Support troops prepare for sneak attacks
Stars and Stripes June 30, 2003
TAEGU, South Korea — Army Spc. Shawn McKoy remembers the sobering news that an Army logistics unit moving in convoy was ambushed in Iraq in March.
The unit, the 507th Maintenance Company, was ambushed March 23 near Nasiriyah, with unit members killed or captured.
The news had special bearing on troops like McKoy, with the 595th Maintenance Company.
“Everybody always thinks, ‘Oh, this can’t happen to me ’cause I’m combat support,’ but that made us realize, ‘Hey, it can happen,’” McKoy said of the deadly Iraq attack.
The 595th — at K-16 Air Base in Seoul — is part of the 498th Corps Support Battalion, whose companies are similar to the one ambushed in Iraq, the 507th Maintenance Company. Both are combat service support, or CSS, units — mechanics, clerks, drivers, cooks, communications troops and others in a host of logistics jobs.
So McKoy and his fellow troops said they were taking things seriously last week when their battalion practiced what to do if they’re ever ambushed in convoy.
Though the exercise was planned before the Iraq war, events there lent it special urgency, said Capt. Peter Boyer, the battalion’s operations officer.
“We planned it well in advance of what happened in Iraq with the 507th,” Boyer said. “What happened with the 507th just kind of reinforced why we need to do this kind of training.”
Boyer said the exercise ran from June 21 to June 25 in mostly wet weather at two training grounds north of the Imjin River: the Dragon Head training area about 10 miles northwest of Camp Garry Owen and the North Carolina Range.
Under the exercise scenario, a group of four Army cargo trucks moves down a dirt road when explosives go off, signaling the start of an enemy ambush that knocks out the lead truck.
The soldiers disembark, draw into battle formation, then mount a counterattack, assaulting the enemy in teams that “bound” forward one at a time, the stationary team laying down covering fire for the team that’s dashing forward.

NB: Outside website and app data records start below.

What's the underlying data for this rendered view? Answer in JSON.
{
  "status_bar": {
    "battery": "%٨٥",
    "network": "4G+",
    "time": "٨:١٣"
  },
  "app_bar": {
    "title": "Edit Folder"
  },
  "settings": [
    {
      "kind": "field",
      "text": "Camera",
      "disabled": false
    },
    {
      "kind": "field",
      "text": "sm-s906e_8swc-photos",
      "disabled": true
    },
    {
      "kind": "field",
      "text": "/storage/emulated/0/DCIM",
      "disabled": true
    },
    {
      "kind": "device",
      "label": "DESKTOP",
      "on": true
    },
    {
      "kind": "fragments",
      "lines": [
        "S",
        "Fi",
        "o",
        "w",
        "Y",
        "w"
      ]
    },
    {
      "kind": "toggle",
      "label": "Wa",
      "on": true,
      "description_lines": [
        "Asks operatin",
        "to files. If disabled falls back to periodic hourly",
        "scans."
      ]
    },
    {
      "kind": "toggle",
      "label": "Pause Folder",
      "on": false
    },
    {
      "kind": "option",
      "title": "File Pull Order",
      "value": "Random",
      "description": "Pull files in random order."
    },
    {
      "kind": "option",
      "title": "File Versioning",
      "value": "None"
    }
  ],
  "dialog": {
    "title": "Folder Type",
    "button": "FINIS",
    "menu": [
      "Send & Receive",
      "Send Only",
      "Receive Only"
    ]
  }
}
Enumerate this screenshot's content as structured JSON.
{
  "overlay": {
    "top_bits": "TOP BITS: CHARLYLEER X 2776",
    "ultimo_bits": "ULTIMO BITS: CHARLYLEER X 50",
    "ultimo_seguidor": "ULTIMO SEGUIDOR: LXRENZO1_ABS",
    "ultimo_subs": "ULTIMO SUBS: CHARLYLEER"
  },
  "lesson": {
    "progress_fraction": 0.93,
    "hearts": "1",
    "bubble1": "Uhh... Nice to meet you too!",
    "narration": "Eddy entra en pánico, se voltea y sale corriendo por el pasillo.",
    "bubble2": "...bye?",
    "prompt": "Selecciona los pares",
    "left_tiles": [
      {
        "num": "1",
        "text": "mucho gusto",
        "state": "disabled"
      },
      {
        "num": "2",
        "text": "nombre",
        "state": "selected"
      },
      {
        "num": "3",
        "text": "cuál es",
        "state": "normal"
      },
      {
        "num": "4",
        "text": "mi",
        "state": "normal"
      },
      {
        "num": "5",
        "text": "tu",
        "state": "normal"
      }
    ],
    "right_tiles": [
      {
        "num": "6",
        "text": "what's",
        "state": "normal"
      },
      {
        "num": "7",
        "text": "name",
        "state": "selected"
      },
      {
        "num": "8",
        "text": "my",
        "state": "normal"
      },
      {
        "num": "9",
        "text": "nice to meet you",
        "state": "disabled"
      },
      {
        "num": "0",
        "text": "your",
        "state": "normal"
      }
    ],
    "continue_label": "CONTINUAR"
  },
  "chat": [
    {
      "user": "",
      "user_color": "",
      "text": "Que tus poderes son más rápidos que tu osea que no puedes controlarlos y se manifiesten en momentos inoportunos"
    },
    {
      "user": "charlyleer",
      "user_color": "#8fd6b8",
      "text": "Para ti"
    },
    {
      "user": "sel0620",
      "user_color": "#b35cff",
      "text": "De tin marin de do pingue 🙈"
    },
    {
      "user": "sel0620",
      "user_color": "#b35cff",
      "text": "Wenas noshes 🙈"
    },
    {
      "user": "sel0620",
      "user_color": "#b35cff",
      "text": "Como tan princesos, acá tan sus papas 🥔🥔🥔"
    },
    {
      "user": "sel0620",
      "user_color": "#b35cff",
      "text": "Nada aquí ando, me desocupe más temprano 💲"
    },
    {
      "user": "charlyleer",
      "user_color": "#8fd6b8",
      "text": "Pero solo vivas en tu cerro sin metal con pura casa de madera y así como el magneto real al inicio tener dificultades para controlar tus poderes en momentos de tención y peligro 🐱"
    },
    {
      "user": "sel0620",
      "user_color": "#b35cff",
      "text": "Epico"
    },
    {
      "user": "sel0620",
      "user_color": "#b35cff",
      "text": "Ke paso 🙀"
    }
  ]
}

The exercise also afforded them practice in map reading from a moving vehicle, using radios to call in situation reports, and requests for medical and other help. Sergeants took charge of their troops under mock combat conditions and organized and led the counterattack.
“You gotta stress individual movement techniques,” Boyer said. “Low crawl, high crawl, three- to five-second buddy rushes, being able to dismount the vehicle and they need to get under cover quick, they also need to respond or engage enemy targets as soon as possible.”
Staff Sgt. Edwin Burgos, a generator mechanic in the company, acted as platoon sergeant for the exercise.
“They knew that once they heard the simulators going off, that they were to dismount and set up a perimeter and that their team leaders along with myself would be assigning sectors of fire,” Burgos said of his troops. “For myself, it was more of a practical experience of knowing where to position everybody and ensuring that we had proper communication.”
Pfc. Ryan Eno is a generator mechanic who learned what to do in a road ambush.
“First thing is, get out of the vehicle and get down on the ground … get yourself set up and look for … the enemy and keep your sectors of fire away from your comrades so you don’t threaten their lives,” Eno said.
“You need to say things loudly so everyone can hear you,” he said. “That’s especially important when you start bounding … They need to know where to keep their fire shifted to and away from, and of course making sure to follow what orders are being brought down from the squad leader and the team leader.”
“As a CSS unit we’re quite vulnerable, just like 507th Maintenance Company was … and like the 507th, we’re out there, we’re moving troops, we’re a key target just because we’re carrying the assets that the infantry and the armor need,” Boyer said. “That’s who we support. We’re less defended and that makes us a good target and our guys, they need to be prepared to fight and defend themselves, especially in convoys.”